Okinawa became an important trading point between Japan, China, Korea and Southeast Asia. During the 15th and 16th century over 150 trading expeditions were sent from the Ryūkyū Kingdom to Southeast Asia, to include Siam (modern-day Thailand), Malacca (the 2nd smallest state in Malaysia), Pattani (modern-day Thai provinces of Pattani, Yala and Narathiwat); and Java (Indonesia’s largest island). The Chinese tributary system was accepted by many Asian states to ensure regional peace. By offering tribute each nation received the benefit of peace without having to surrender their autonomy. In 1879, as China’s sphere of influence diminished, the Ryūkyū Kingdom became part of Japan's territory under the official name of Okinawa Ken (Okinawa Prefecture).
Lit. Ryūkyū warrior. A person who has mastered the technical depth and the spirit/heart of Ryūkyū no Tii. In other words, a Tichikayā (Ti practitioner) of the highest caliber. In the Shinjinbukan School, one of the most important goals is to aim for the qualities of the Ryūkyū Bushi.
Ryūkyū Kobudō (alt. Ryuukyuu Kobudou, Ryukyu Kobudo)
Ryūkyū no Ti
The indigenous martial art developed in the Ryūkyū. The term Ryūkyū no Ti describes the martial arts culture associated with the practice of Ti. The more common term, Okinawa Ti, is used in most Karate books; it only focuses on the geographic location. Indeed, Ti (and by default Karate) originated in Okinawa, but the Ryūkyū culture of Ti (the essence of Karate in Okinawa) has almost disappeared and been replaced by sports Karate.
In contrast, the Shinjinbukan School was founded to preserve and continue developing Ryūkyū no Ti. The importance of this term is reflected by the official song of the Shinjinbukan School.
Ryūkyū no Ti no Reigi Sahō (alt.

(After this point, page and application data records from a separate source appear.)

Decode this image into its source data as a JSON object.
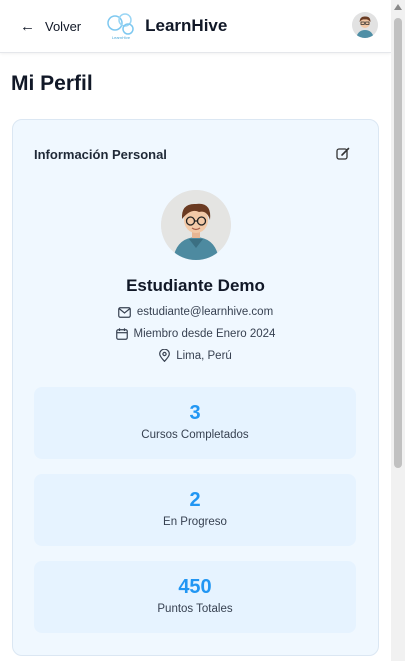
{
  "header": {
    "back_label": "Volver",
    "brand_name": "LearnHive",
    "logo_caption": "LearnHive"
  },
  "page": {
    "title": "Mi Perfil"
  },
  "profile": {
    "section_title": "Información Personal",
    "name": "Estudiante Demo",
    "email": "estudiante@learnhive.com",
    "member_since": "Miembro desde Enero 2024",
    "location": "Lima, Perú"
  },
  "stats": [
    {
      "value": "3",
      "label": "Cursos Completados"
    },
    {
      "value": "2",
      "label": "En Progreso"
    },
    {
      "value": "450",
      "label": "Puntos Totales"
    }
  ],
  "icons": {
    "back": "arrow-left-icon",
    "edit": "edit-icon",
    "email": "mail-icon",
    "calendar": "calendar-icon",
    "location": "map-pin-icon"
  },
  "colors": {
    "accent": "#2196f3",
    "card_bg": "#f0f8ff",
    "stat_bg": "#e6f3ff"
  }
}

Ryuukyuu no Ti reigi sahou, Ryukyu no Ti no reigi saho)
The Etiquette of Ryūkyū Ti. The set of ettiquete, cutoms and traditions practiced by the Tichikayā (Ti practitioner). There are a lot of philosophical and martial arts concepts associated with each specific ritual or custom. The Shinjinbukan curriculum is centered around the pursuit of Ti and all aspects of Ryūkyū no Ti no Reigi Sahō.

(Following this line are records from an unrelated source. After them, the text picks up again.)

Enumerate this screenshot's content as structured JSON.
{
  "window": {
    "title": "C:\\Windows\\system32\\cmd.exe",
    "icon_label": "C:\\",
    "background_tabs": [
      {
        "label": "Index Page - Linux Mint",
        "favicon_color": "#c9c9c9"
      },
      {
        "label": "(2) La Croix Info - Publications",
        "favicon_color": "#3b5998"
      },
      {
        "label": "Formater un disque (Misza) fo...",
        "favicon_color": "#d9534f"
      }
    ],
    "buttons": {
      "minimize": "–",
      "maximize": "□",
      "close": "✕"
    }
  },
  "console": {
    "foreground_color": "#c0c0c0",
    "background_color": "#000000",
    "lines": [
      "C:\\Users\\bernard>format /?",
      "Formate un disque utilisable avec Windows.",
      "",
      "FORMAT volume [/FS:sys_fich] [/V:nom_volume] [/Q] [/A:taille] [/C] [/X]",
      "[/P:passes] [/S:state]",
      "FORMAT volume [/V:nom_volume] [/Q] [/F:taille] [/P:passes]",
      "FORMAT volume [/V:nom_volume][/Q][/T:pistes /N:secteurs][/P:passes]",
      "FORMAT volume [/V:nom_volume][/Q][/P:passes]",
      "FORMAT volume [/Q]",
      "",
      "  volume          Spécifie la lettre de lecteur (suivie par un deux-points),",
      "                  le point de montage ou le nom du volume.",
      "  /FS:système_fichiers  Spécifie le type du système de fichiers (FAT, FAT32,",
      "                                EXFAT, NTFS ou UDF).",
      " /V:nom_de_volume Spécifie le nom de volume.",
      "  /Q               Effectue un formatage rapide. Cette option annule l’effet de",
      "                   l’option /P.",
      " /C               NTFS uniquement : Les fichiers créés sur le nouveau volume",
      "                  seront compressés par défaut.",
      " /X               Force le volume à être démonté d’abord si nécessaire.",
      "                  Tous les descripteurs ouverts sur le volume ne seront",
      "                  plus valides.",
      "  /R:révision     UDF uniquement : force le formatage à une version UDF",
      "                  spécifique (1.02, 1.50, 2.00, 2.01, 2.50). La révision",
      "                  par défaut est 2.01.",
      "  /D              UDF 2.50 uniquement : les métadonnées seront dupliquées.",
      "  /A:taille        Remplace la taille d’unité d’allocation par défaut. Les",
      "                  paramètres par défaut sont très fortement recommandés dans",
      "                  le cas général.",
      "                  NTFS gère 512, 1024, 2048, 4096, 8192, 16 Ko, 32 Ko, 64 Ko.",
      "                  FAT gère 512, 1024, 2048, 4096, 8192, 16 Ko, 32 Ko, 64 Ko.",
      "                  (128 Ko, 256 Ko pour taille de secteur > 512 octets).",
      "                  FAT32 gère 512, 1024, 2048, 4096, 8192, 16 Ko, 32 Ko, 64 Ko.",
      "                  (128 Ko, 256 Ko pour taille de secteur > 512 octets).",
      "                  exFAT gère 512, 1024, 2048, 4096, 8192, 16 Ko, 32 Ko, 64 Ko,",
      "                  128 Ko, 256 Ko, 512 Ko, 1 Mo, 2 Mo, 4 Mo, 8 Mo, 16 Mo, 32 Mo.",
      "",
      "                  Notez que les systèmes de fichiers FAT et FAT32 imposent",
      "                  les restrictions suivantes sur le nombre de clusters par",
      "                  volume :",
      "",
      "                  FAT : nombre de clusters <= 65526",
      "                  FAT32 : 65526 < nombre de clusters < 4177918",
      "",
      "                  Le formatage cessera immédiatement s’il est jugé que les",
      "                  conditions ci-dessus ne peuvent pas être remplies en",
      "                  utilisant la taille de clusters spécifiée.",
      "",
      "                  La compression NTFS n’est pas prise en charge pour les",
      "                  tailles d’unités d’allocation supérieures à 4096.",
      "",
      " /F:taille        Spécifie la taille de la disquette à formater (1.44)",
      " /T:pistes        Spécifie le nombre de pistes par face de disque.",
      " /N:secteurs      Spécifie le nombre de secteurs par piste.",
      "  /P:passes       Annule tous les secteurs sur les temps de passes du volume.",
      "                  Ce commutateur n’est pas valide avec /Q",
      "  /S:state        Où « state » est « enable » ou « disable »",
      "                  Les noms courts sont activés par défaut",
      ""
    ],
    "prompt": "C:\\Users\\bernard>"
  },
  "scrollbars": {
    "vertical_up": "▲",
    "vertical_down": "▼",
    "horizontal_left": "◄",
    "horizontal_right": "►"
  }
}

ONAGA KAICHŌ'S TEACHINGS:
OUR SCHOOL IN OKINAWA:
OUR SHIBU / NORTH AMERICA:
NEW YORK, NEW YORK − USA:
OUR SHIBU / ASIA:
OUR SHIBU / EUROPE:
RYŪKYŪ MARTIAL ARTS:
NIHONGO − JAPANESE LANGUAGE:
神人武館ニューヨーク支部道場、アメリカ合衆国 / Shinjinbukan New York Shibu Dōjō — United States
Shibu Chō: Jimmy Mora, Renshi, Roku Dan (6th Dan) ∙ © 2016 Shinjinbukan Foundation
Shinjinbukan.com is a free resource sponsored by the Shinjinbukan Foundation. The statements on this site represent my own personal understanding of Onaga Yoshimitsu Kaichō's teachings. Therefore, I do not claim to speak on his behalf. As one more of his students, I am eager to share his living and oral traditions. Jimmy Mora